**REQUIRED ACTION**. From the records below, pull each line that has "check".

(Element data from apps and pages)
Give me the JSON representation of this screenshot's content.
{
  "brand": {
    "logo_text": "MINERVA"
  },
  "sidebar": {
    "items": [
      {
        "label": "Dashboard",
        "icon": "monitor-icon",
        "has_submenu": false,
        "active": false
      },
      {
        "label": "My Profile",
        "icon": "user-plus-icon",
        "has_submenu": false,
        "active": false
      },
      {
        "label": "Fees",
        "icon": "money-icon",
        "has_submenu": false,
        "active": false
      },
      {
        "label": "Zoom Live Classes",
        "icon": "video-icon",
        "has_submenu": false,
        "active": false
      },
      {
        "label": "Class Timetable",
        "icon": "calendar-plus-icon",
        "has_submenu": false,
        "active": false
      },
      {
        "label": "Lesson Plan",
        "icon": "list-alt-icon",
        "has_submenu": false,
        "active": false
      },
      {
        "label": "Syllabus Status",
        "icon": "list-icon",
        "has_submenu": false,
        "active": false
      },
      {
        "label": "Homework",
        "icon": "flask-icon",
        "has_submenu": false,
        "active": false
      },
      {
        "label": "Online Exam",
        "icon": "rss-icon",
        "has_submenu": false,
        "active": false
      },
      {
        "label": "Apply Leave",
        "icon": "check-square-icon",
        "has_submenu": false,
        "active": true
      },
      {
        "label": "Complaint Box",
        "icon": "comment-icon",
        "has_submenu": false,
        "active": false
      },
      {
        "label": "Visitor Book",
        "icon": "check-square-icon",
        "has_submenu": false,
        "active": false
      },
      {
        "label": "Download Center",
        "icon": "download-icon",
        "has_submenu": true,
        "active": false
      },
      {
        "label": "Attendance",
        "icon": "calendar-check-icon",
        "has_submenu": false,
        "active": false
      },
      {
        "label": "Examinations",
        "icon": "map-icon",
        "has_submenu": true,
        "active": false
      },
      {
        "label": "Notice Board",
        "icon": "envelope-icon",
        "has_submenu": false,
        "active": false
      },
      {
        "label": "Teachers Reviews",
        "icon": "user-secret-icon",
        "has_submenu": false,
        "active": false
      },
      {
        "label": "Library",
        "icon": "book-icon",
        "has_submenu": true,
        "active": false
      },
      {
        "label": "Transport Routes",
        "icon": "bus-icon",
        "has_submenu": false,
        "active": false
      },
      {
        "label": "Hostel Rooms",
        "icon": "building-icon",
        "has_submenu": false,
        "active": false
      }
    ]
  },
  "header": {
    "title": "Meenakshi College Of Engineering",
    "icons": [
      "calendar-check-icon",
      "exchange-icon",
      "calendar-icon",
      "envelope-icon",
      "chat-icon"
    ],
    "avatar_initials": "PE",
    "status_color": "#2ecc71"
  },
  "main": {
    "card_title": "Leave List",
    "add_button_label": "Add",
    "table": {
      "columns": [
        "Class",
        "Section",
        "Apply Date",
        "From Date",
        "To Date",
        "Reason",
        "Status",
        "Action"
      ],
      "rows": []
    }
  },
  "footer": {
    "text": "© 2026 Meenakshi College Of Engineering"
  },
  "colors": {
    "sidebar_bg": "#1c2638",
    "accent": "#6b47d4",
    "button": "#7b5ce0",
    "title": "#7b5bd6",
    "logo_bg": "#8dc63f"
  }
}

**EXERCISE OUTPUT**.
        "icon": "check-square-icon",
        "icon": "check-square-icon",
        "icon": "calendar-check-icon",
      "calendar-check-icon",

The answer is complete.